hit balls better. A reporter came up to me after the game and
said, 'Is that the farthest you've ever hit the ball?' This guy,
he got my goat that night. I said, 'Look, I've been playing for
17 years. I've hit some balls a lot farther than that.'"

No one bothered asking about that exquisite hit-and-run single.


Hits & Misses

Here are the 10 pitchers Wade Boggs has enjoyed the most success
against and the 10 who most often had his number. (Minimum 30 at
bats; asterisk denotes lefthander.)

Top 10


Jim Clancy .450 40 18 0
Bret Saberhagen .450 60 27 1
Walt Terrell .433 60 26 2
Scott Bankhead .429 35 15 0
Mike Flanagan* .424 33 14 0
Charlie Leibrandt* .418 55 23 3
Tim Belcher .410 39 16 0
Kenny Rogers* .405 37 15 0
Scott Erickson .396 53 21 0
Juan Berenguer .395 38 15 1

Toughest 10

Bob Welch .139 36 5 0
Chris Bosio .188 48 9 0
Scott Sanderson .188 32 6 0
Greg Swindell* .188 32 6 0
Charles Nagy .204 54 11 0
Don Sutton .206 34 7 0
David Wells* .206 34 7 2
Kevin Appier .216 51 11 1
Chuck Finley* .222 36 8 0
Storm Davis .240 50 12 0

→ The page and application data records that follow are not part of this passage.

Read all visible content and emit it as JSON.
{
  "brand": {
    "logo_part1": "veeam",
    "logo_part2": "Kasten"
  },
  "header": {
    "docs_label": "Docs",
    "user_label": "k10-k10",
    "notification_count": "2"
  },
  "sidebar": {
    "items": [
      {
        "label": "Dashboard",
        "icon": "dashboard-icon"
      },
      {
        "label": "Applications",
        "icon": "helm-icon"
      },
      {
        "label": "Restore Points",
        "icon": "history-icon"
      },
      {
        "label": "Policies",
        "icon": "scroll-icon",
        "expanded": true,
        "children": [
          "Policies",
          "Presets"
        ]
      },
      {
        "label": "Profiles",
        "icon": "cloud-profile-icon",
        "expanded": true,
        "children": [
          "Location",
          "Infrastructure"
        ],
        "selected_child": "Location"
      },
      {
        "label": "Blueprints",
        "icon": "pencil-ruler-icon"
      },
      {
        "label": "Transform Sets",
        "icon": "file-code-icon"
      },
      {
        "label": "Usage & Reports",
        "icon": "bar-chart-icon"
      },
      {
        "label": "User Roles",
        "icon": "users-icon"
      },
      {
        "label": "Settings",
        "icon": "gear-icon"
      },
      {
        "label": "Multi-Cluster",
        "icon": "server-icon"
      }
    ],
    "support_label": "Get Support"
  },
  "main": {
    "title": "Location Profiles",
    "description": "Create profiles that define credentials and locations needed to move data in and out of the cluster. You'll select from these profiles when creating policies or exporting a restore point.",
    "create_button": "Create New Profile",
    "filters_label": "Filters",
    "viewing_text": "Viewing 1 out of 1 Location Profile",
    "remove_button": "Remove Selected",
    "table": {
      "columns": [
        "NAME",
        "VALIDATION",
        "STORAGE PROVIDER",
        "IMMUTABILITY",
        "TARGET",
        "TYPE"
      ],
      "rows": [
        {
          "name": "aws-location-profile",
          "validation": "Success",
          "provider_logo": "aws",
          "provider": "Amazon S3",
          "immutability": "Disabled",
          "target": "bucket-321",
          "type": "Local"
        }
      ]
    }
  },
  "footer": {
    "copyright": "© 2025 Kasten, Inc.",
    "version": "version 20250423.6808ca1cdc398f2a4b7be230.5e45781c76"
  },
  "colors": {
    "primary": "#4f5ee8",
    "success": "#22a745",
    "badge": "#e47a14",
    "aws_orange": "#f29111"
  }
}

Victors & Victims

Here are the 10 pitchers Tony Gwynn most liked to face and the
10 who most often sent him to the videotape. (Minimum 30 at
bats; asterisk denotes lefthander.)

Top 10


Don Carman* .485 33 16 1
Doug Drabek .469 49 23 0
John Smoltz .452 62 28 2
Mark Gardner .441 34 15 0
Ron Darling .441 59 26 0
Greg Maddux .438 80 35 0
Larry McWilliams* .433 30 13 1
Bobby J. Jones .432 44 19 0
John Denny .429 35 15 1
Ted Power .424 33 14 1

Toughest 10

Denny Neagle* .182 33 6 1
Jose DeLeon .200 35 7 0
John Smiley* .205 39 8 1
Mario Soto .212 33 7 1
Don Robinson .231 39 9 0
Steve Bedrosian .235 34 8 0
Dwight Gooden .243 70 17 0
John Burkett .243 37 9 0
Rick Honeycutt* .250 44 11 0
Kent Mercker* .250 36 9 1